** Opening RECORDS PROVIDED block **

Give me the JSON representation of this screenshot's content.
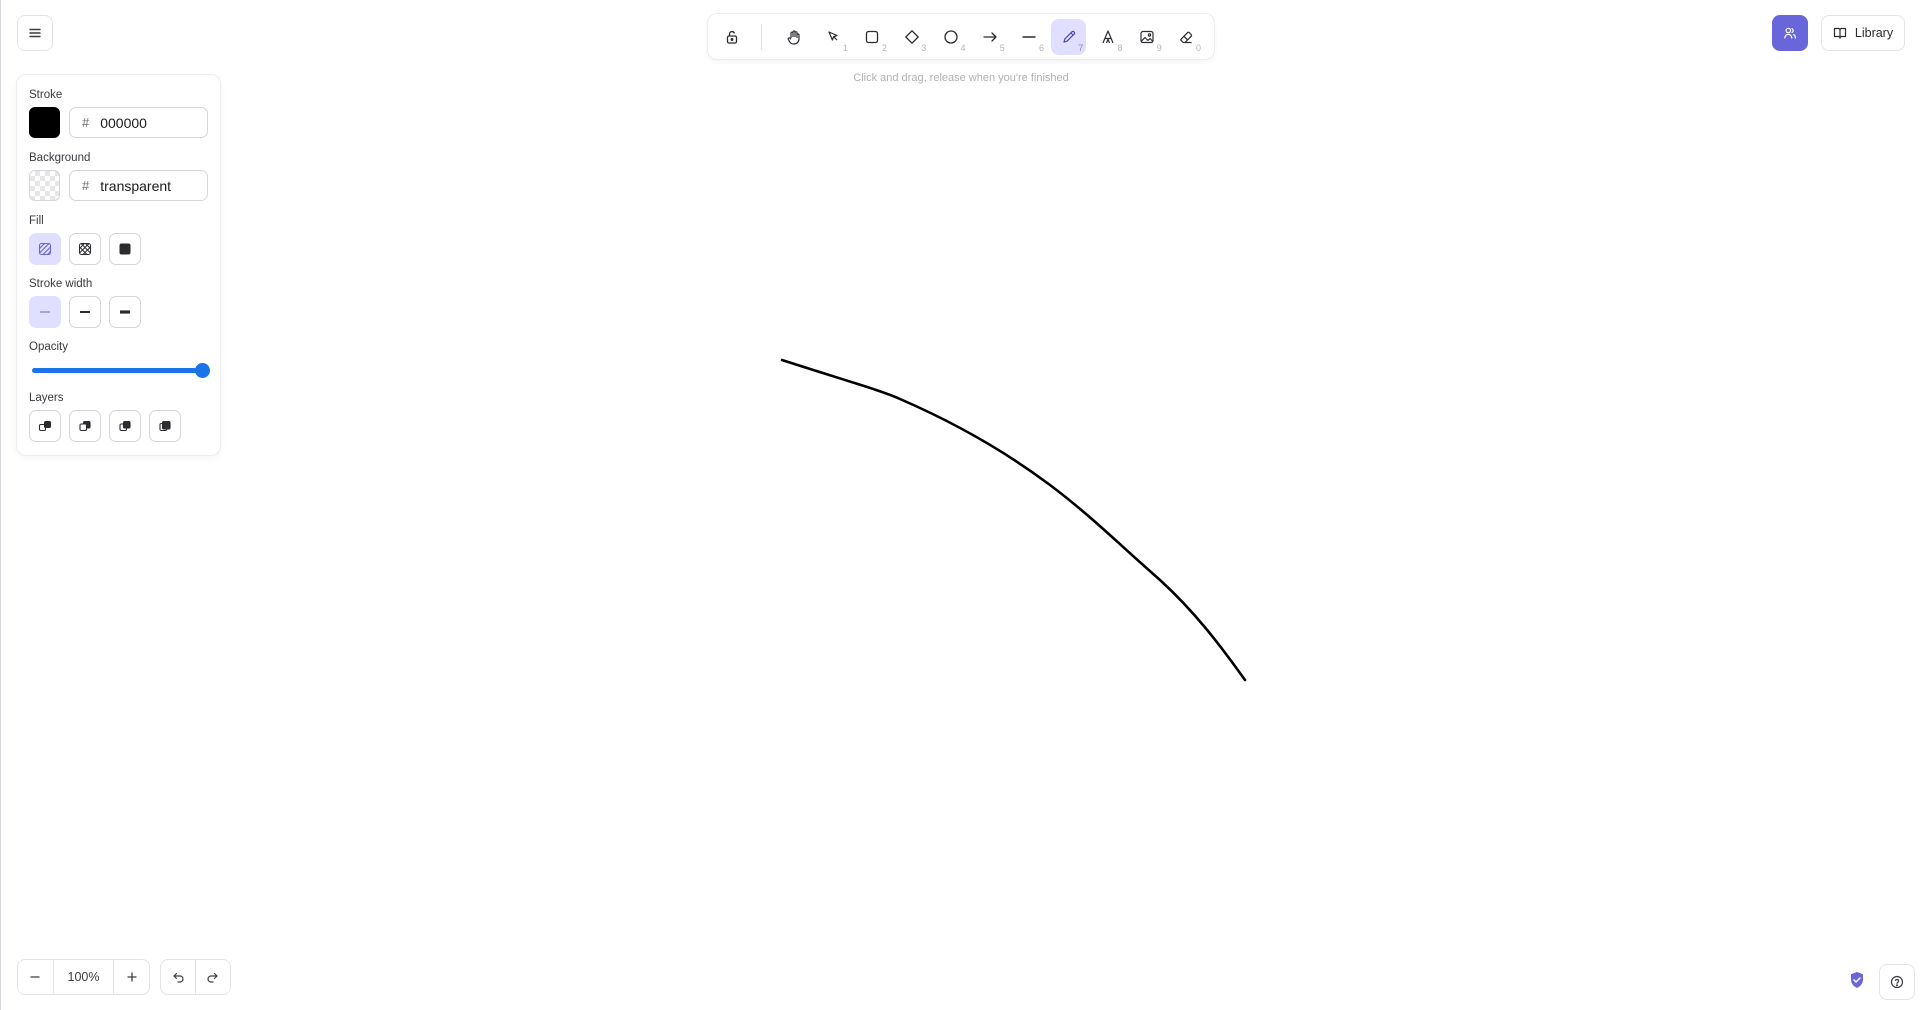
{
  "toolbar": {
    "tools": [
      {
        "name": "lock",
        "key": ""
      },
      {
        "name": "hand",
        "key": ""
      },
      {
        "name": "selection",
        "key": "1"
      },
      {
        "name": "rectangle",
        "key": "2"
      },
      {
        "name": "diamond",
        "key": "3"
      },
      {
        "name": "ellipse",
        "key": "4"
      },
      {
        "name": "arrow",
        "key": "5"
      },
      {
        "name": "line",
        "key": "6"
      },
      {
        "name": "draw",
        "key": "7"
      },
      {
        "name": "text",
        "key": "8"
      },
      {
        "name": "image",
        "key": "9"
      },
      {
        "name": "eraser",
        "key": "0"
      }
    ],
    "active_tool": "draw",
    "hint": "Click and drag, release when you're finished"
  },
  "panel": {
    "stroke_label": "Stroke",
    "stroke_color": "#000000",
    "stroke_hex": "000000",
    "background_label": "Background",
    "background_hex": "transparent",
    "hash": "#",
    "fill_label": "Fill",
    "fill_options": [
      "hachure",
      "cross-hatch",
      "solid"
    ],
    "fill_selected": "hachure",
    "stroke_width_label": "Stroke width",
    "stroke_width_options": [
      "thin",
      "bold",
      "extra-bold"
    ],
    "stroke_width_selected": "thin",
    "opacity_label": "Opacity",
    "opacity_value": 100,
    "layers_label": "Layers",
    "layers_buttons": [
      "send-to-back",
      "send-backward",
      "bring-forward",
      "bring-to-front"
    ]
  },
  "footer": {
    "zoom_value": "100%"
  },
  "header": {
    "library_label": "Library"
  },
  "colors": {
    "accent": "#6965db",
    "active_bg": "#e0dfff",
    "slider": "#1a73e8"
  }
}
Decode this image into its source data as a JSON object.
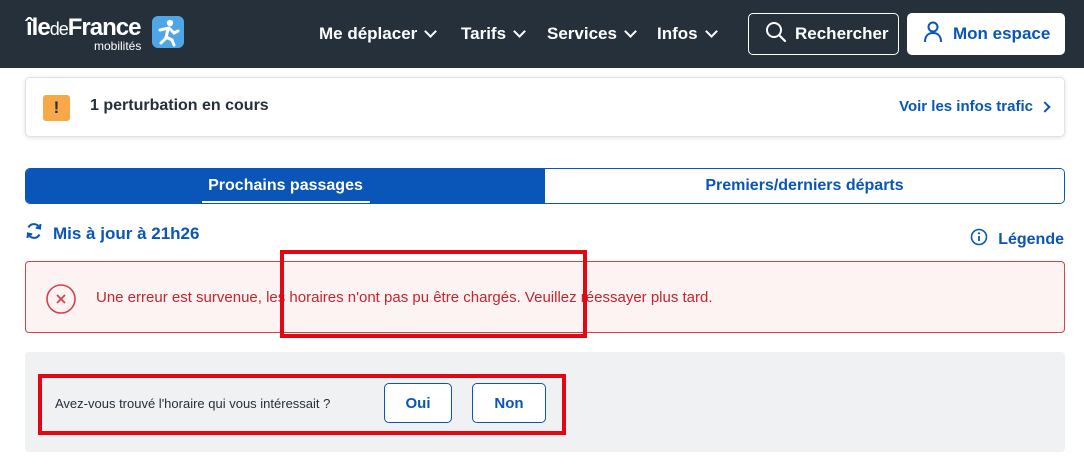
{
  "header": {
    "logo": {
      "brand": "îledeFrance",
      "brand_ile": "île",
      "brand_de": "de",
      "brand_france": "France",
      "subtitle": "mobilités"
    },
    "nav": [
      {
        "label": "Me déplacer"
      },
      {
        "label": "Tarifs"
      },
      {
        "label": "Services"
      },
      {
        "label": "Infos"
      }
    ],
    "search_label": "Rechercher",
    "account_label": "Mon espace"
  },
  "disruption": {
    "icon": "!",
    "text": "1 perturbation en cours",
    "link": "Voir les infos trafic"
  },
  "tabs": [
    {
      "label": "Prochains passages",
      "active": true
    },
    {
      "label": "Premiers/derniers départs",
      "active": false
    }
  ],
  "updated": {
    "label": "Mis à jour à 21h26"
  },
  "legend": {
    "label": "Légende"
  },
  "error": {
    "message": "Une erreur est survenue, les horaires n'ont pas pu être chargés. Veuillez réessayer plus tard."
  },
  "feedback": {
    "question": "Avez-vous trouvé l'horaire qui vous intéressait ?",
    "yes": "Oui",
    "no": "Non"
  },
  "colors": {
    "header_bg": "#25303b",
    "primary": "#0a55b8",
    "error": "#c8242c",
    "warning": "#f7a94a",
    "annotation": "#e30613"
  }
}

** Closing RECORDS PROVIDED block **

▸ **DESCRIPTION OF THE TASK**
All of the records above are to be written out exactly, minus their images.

▸ **SOLUTION TO THE EXERCISE**
Give me the JSON representation of this screenshot's content.
{
  "toolbar": {
    "tools": [
      {
        "name": "lock",
        "key": ""
      },
      {
        "name": "hand",
        "key": ""
      },
      {
        "name": "selection",
        "key": "1"
      },
      {
        "name": "rectangle",
        "key": "2"
      },
      {
        "name": "diamond",
        "key": "3"
      },
      {
        "name": "ellipse",
        "key": "4"
      },
      {
        "name": "arrow",
        "key": "5"
      },
      {
        "name": "line",
        "key": "6"
      },
      {
        "name": "draw",
        "key": "7"
      },
      {
        "name": "text",
        "key": "8"
      },
      {
        "name": "image",
        "key": "9"
      },
      {
        "name": "eraser",
        "key": "0"
      }
    ],
    "active_tool": "draw",
    "hint": "Click and drag, release when you're finished"
  },
  "panel": {
    "stroke_label": "Stroke",
    "stroke_color": "#000000",
    "stroke_hex": "000000",
    "background_label": "Background",
    "background_hex": "transparent",
    "hash": "#",
    "fill_label": "Fill",
    "fill_options": [
      "hachure",
      "cross-hatch",
      "solid"
    ],
    "fill_selected": "hachure",
    "stroke_width_label": "Stroke width",
    "stroke_width_options": [
      "thin",
      "bold",
      "extra-bold"
    ],
    "stroke_width_selected": "thin",
    "opacity_label": "Opacity",
    "opacity_value": 100,
    "layers_label": "Layers",
    "layers_buttons": [
      "send-to-back",
      "send-backward",
      "bring-forward",
      "bring-to-front"
    ]
  },
  "footer": {
    "zoom_value": "100%"
  },
  "header": {
    "library_label": "Library"
  },
  "colors": {
    "accent": "#6965db",
    "active_bg": "#e0dfff",
    "slider": "#1a73e8"
  }
}
Decode this image into its source data as a JSON object.
{
  "header": {
    "logo": {
      "brand": "îledeFrance",
      "brand_ile": "île",
      "brand_de": "de",
      "brand_france": "France",
      "subtitle": "mobilités"
    },
    "nav": [
      {
        "label": "Me déplacer"
      },
      {
        "label": "Tarifs"
      },
      {
        "label": "Services"
      },
      {
        "label": "Infos"
      }
    ],
    "search_label": "Rechercher",
    "account_label": "Mon espace"
  },
  "disruption": {
    "icon": "!",
    "text": "1 perturbation en cours",
    "link": "Voir les infos trafic"
  },
  "tabs": [
    {
      "label": "Prochains passages",
      "active": true
    },
    {
      "label": "Premiers/derniers départs",
      "active": false
    }
  ],
  "updated": {
    "label": "Mis à jour à 21h26"
  },
  "legend": {
    "label": "Légende"
  },
  "error": {
    "message": "Une erreur est survenue, les horaires n'ont pas pu être chargés. Veuillez réessayer plus tard."
  },
  "feedback": {
    "question": "Avez-vous trouvé l'horaire qui vous intéressait ?",
    "yes": "Oui",
    "no": "Non"
  },
  "colors": {
    "header_bg": "#25303b",
    "primary": "#0a55b8",
    "error": "#c8242c",
    "warning": "#f7a94a",
    "annotation": "#e30613"
  }
}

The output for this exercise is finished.